### Work order
Which of the lines below hold "JSON"? Please return each one.

□ □ □ □

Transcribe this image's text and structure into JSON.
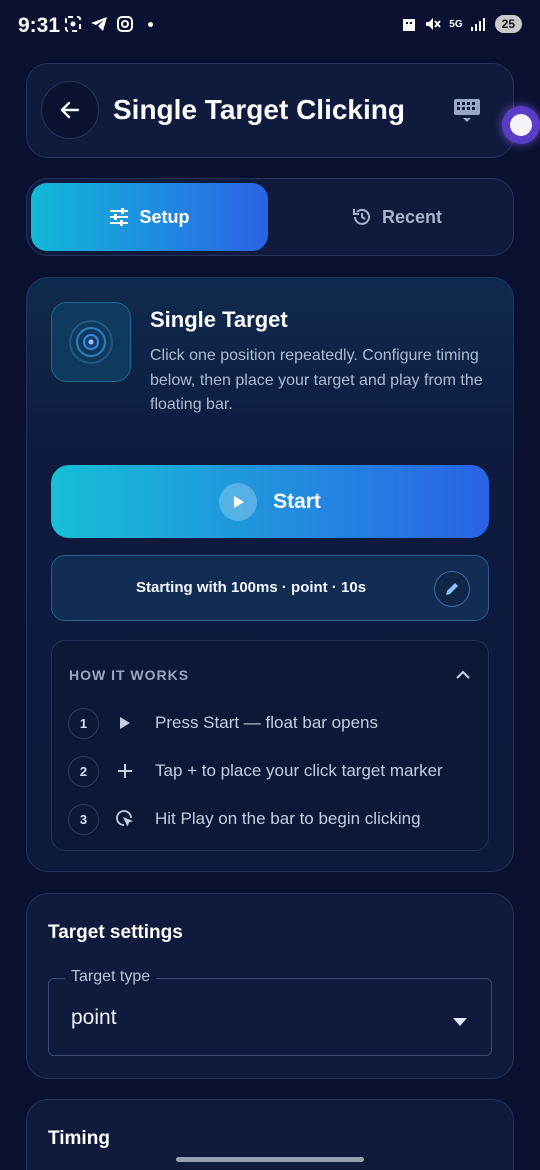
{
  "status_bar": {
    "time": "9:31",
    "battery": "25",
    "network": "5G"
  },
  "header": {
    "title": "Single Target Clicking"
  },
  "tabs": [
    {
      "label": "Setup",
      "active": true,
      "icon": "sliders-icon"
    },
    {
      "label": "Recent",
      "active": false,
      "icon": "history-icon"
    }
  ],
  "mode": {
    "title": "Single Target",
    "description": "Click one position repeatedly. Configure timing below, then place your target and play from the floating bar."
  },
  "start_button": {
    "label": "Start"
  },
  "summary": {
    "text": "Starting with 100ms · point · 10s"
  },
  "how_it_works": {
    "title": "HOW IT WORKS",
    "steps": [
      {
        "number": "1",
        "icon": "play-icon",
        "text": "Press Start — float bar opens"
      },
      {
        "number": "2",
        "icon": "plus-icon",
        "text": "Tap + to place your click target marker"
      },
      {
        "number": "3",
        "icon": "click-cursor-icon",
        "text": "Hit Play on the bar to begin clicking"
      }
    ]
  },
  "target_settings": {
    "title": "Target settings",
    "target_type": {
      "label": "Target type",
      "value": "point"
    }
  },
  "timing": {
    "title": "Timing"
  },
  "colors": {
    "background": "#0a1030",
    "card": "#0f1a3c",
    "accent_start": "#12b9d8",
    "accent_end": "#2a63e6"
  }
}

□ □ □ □

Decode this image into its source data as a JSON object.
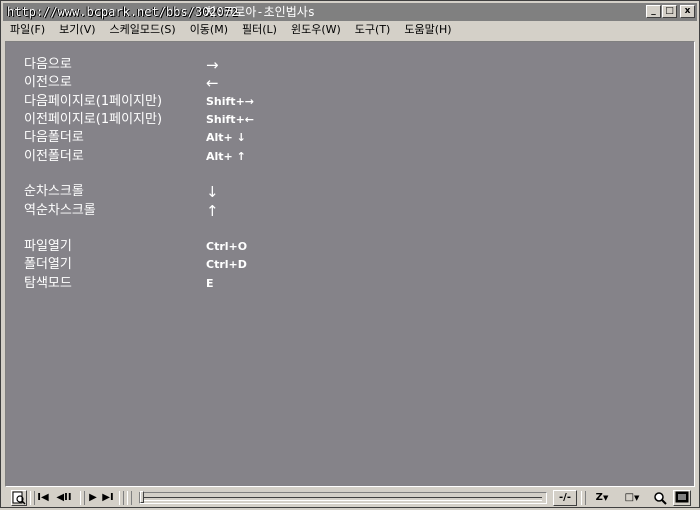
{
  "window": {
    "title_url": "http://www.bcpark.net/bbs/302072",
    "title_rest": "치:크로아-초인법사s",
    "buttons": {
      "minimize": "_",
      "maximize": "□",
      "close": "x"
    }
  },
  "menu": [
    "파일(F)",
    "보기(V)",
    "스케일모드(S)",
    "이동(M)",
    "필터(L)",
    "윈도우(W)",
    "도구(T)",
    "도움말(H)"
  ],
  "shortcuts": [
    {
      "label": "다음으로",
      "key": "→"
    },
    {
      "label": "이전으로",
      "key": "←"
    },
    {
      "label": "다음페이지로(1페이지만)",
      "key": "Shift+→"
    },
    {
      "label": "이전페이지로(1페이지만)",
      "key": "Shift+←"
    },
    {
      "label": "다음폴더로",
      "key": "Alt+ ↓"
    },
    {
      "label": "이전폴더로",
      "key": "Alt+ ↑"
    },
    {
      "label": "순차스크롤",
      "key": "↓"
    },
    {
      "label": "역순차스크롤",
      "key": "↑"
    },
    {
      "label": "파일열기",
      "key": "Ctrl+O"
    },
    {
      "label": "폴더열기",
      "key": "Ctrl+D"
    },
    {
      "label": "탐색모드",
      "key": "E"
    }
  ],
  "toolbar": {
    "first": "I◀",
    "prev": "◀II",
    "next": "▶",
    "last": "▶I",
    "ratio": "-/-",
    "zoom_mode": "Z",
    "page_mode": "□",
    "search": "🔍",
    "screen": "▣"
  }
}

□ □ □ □

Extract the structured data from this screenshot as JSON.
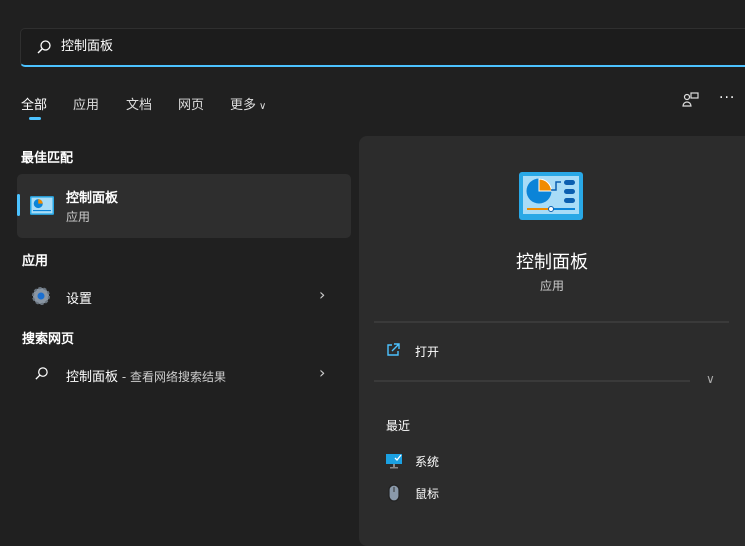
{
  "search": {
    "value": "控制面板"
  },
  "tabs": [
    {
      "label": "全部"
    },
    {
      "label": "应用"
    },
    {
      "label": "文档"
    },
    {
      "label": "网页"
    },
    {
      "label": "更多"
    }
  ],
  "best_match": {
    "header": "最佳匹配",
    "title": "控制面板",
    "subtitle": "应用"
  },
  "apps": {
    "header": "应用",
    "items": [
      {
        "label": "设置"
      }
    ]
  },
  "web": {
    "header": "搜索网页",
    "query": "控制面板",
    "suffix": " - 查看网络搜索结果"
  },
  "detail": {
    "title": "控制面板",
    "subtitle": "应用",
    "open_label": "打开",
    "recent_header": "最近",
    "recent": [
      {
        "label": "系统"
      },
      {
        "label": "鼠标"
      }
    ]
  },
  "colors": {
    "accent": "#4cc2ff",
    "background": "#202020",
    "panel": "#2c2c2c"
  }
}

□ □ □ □

### Written answer
Transcribe this image's text and structure into JSON.
Decode this image into its source data as a JSON object.
Extract the structured data from this screenshot as JSON.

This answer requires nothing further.